Bad news (albeit retroactive): Over 730 National Guard members circulated through our jail system in the last two-ish years. At its peak, more than 400 guardsmen were actively working with the Department of Corrections to shore up operations. That number is staggering. It’s one thing to talk about percentages; those are useful but abstract statistics. It’s another to see the actual number; that makes it feel real in ways a percentage can’t.

Good news: Enough staffing holes in our jails have been plugged that the whole system (and individual facilities) is not in danger of sinking and, as a result, fewer people are jumping ship.

Bad news: The staffing shortages may no longer be a crisis, but they are still a problem. We’re concerned that Justice lifting the state of emergency may have been premature. It will certainly look good for Justice’s campaign — a win he can tout to voters as he pursues a U.S. Senate seat. However, this could cause the staffing issue to be shifted to the Legislature’s backburner.

We can clearly see that the situation has drastically improved, and we give kudos to every staff member (new and old) and policymaker who helped make this happen. However, “improved” isn’t “solved.”

Without the pressure of the state of emergency, lawmakers may be less willing to take up legislation that will fill those remaining gaps — like pay raises for non-uniformed employees. Even with the urgency of the crisis and the public scrutiny, it still took close to two years to get this far.
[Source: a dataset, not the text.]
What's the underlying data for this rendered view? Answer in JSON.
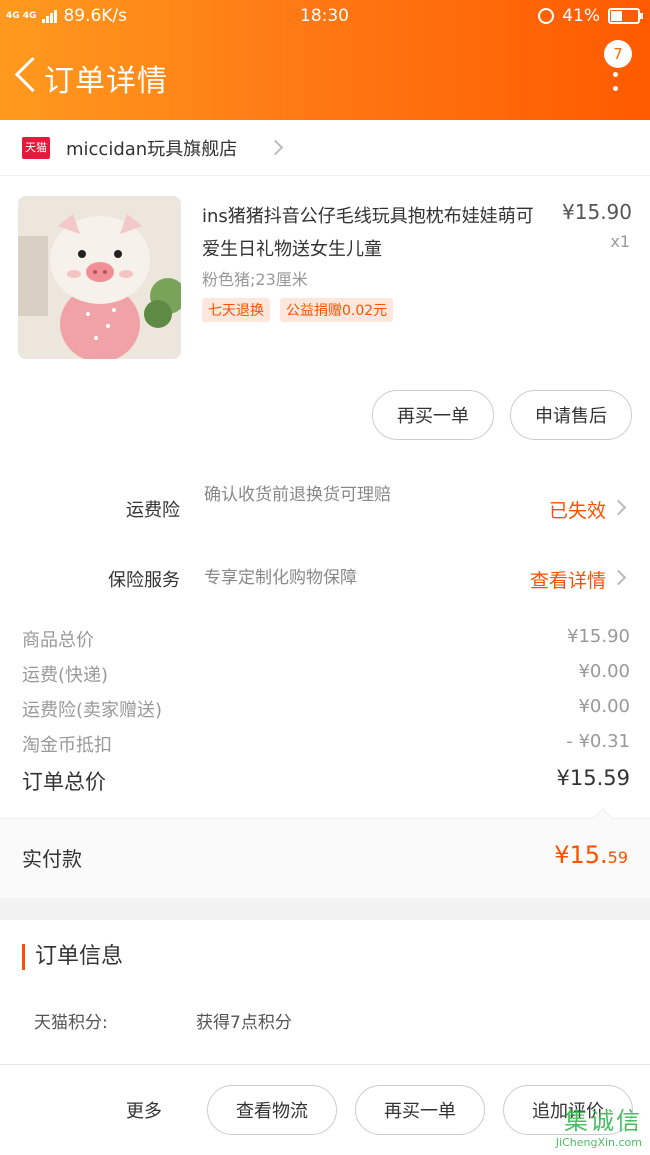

If the political will to keep fighting the battle wains, will the Department of Corrections lose everything it has gained?

We hope not, but only time can tell.